WHAT THE TASK REQUIRES: Count every line of the listing where the string "None" occurs, and reply with the count alone.

= Beginning of Section =

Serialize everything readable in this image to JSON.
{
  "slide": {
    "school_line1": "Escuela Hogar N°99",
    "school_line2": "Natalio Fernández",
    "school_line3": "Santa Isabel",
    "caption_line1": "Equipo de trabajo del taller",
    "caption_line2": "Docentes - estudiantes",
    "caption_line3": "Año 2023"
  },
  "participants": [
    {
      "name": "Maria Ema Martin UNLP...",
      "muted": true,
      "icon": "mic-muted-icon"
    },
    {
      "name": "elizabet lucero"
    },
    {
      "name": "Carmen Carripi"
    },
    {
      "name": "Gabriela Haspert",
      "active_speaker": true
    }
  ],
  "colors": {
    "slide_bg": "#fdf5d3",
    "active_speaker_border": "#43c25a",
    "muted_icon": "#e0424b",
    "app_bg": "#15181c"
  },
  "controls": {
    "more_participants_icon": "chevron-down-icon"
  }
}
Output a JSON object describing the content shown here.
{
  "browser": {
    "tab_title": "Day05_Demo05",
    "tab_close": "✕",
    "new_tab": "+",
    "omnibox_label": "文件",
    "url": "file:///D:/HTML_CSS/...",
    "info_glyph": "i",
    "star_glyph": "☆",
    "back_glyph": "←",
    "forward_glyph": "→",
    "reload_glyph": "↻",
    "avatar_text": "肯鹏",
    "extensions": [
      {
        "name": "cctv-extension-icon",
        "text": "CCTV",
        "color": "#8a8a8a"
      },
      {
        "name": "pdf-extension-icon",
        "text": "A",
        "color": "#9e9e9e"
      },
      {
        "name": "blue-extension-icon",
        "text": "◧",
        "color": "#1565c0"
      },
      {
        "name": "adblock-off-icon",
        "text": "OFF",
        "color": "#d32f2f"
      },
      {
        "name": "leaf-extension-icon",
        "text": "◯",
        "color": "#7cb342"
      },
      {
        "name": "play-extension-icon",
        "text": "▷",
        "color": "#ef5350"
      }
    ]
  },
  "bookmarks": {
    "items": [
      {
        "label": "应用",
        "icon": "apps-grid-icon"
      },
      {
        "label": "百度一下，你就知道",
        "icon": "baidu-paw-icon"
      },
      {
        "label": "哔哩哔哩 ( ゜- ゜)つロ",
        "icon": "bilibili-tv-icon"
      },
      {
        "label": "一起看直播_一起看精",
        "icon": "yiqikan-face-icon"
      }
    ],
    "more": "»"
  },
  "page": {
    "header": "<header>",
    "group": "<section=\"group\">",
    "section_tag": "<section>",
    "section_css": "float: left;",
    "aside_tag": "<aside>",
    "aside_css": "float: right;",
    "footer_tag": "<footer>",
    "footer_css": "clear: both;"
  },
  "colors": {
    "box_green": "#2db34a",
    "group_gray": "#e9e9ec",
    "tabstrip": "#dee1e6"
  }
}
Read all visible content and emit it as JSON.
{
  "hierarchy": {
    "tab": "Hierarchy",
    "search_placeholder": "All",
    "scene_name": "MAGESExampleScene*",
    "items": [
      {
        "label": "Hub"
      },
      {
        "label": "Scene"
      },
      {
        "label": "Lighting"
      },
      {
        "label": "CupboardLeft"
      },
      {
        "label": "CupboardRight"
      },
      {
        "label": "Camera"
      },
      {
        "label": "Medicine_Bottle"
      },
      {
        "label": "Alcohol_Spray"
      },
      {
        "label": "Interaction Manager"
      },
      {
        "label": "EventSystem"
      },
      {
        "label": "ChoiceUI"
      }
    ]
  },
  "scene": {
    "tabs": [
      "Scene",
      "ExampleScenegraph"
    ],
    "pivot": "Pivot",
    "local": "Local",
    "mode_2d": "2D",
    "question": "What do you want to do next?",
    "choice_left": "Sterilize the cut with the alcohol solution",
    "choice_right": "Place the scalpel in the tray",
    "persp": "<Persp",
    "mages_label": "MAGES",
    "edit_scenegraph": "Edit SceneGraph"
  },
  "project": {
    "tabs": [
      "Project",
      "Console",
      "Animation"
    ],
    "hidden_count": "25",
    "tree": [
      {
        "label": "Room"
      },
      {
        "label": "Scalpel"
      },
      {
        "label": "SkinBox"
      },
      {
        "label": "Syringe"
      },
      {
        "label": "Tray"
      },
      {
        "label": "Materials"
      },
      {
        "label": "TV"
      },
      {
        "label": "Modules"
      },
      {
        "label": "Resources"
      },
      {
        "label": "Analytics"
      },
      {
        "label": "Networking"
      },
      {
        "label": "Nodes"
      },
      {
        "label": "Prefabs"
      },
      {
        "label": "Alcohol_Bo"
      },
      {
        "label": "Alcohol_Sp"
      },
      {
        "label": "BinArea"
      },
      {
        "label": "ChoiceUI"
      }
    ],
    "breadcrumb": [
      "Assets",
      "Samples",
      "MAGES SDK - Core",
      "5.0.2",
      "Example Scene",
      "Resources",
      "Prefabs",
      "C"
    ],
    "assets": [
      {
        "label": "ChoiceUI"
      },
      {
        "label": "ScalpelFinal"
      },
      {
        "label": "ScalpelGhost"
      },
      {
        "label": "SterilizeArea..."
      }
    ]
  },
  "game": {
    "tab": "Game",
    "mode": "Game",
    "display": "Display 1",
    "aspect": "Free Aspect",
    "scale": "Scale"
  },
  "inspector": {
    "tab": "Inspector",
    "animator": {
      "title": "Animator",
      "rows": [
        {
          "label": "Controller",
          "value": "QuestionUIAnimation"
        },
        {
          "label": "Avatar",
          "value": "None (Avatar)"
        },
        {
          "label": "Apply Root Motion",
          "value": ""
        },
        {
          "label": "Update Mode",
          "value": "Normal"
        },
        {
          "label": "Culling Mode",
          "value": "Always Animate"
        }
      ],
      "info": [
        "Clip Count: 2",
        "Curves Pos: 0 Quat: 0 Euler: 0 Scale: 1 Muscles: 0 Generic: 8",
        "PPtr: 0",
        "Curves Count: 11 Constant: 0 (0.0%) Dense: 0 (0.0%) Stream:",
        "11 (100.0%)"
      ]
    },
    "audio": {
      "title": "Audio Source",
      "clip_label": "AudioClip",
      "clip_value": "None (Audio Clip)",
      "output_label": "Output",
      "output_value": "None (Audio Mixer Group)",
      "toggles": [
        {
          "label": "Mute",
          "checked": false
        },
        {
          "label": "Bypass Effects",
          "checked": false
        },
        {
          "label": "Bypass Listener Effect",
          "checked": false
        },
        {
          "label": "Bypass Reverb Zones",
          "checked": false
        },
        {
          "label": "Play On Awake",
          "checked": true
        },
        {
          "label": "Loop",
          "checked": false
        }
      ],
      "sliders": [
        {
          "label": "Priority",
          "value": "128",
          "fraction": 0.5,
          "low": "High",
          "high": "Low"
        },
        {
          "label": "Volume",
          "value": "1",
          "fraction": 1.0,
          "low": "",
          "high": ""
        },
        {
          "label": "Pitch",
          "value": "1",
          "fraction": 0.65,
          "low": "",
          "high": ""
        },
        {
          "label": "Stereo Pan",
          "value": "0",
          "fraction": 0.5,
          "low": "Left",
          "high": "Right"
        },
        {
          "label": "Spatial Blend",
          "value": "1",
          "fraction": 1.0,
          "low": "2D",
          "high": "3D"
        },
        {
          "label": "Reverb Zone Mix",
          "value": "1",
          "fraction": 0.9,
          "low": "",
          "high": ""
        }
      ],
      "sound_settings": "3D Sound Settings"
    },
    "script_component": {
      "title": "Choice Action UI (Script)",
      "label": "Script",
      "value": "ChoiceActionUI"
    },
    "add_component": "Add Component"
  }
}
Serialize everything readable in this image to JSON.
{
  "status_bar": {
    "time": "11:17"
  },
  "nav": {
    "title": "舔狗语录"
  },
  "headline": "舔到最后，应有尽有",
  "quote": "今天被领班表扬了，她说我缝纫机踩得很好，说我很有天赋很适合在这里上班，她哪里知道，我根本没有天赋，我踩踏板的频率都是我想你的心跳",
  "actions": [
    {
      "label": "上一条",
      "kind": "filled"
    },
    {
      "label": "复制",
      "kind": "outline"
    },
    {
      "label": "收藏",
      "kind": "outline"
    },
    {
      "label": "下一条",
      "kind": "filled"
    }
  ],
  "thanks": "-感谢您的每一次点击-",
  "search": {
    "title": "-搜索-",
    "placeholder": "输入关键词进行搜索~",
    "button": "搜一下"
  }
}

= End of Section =

EXERCISE OUTPUT: 3